# Problem to work on
What number of lines in the data below contain the string "story"? Answer with that number alone.

======== Data shown

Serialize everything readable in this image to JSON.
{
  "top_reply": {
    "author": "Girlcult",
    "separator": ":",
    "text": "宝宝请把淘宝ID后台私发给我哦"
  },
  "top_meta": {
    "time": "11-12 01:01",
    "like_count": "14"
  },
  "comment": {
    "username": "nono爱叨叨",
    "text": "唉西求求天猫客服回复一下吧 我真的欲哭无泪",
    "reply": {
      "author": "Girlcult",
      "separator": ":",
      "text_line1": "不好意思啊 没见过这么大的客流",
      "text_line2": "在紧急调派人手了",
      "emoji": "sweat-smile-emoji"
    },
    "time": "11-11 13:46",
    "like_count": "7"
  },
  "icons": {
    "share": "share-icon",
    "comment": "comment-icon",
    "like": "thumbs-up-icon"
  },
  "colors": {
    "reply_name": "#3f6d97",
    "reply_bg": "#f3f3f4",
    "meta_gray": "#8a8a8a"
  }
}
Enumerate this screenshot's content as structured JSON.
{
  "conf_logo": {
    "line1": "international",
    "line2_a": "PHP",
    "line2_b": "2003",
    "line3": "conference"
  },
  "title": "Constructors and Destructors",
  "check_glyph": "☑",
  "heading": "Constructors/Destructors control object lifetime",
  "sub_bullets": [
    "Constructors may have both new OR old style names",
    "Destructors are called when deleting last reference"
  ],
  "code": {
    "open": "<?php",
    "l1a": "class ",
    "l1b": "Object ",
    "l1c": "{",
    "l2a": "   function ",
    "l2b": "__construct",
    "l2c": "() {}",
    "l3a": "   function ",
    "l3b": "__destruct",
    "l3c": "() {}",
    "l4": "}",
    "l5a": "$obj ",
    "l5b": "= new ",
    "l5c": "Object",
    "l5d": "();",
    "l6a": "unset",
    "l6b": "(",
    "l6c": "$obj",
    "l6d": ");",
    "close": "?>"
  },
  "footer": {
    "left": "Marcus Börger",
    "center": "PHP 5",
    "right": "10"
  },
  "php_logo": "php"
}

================
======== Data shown

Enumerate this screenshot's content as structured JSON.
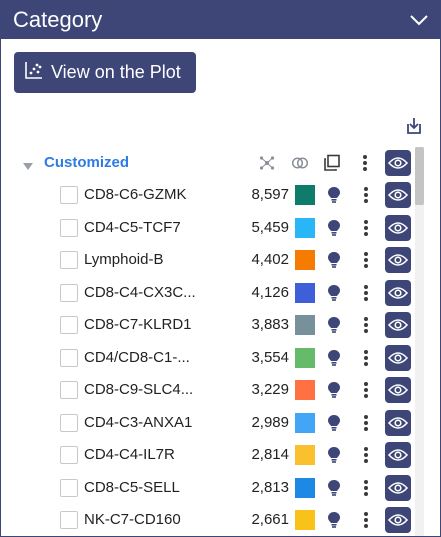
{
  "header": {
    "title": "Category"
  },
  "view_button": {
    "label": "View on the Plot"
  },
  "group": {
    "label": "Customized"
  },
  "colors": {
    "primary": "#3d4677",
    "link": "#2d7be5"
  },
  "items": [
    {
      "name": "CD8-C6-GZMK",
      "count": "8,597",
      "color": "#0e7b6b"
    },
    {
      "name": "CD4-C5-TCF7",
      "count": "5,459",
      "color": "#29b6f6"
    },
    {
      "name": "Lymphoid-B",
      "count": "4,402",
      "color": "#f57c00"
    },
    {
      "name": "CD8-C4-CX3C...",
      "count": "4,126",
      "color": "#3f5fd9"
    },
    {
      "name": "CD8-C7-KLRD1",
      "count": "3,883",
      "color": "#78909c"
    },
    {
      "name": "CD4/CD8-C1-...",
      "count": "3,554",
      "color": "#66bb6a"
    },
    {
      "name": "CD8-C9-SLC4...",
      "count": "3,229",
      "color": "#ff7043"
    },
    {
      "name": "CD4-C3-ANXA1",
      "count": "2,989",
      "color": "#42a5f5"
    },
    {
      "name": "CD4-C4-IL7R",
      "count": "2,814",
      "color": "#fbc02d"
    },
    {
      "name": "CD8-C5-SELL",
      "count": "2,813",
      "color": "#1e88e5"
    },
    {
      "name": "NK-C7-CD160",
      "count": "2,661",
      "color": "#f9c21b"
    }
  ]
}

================
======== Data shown

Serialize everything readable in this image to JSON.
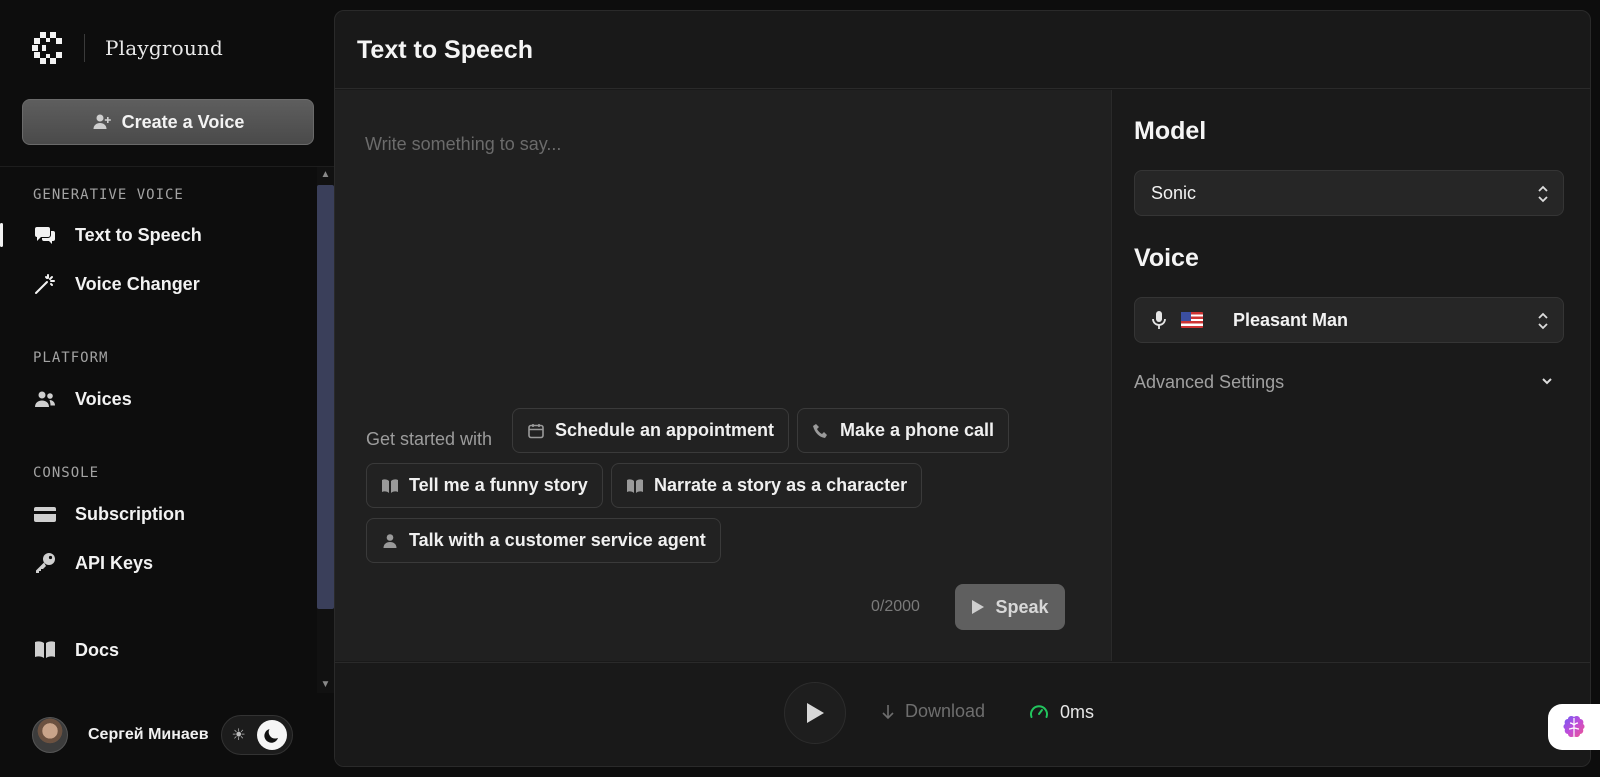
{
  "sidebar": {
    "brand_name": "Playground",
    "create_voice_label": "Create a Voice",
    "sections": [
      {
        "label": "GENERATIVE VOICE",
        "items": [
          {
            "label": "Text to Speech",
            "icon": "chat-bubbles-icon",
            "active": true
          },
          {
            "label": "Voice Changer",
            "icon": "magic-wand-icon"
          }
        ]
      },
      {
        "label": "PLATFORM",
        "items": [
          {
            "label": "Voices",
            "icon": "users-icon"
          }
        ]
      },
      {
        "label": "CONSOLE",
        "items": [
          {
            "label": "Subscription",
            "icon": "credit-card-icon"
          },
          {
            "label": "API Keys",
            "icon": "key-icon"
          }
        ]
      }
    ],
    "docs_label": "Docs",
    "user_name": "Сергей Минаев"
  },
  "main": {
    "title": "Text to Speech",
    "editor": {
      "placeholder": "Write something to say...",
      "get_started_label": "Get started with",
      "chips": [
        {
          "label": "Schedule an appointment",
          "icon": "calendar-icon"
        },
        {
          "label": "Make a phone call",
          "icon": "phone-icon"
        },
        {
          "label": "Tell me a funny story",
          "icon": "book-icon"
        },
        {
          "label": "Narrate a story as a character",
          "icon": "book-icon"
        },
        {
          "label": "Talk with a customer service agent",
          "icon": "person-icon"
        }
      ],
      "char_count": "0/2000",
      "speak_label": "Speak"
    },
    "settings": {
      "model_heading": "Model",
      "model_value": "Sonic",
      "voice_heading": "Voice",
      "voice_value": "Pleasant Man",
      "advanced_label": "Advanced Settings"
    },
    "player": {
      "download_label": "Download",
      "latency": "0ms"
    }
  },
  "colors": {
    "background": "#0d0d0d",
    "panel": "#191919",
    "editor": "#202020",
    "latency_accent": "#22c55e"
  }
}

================

# Result of this exercise
2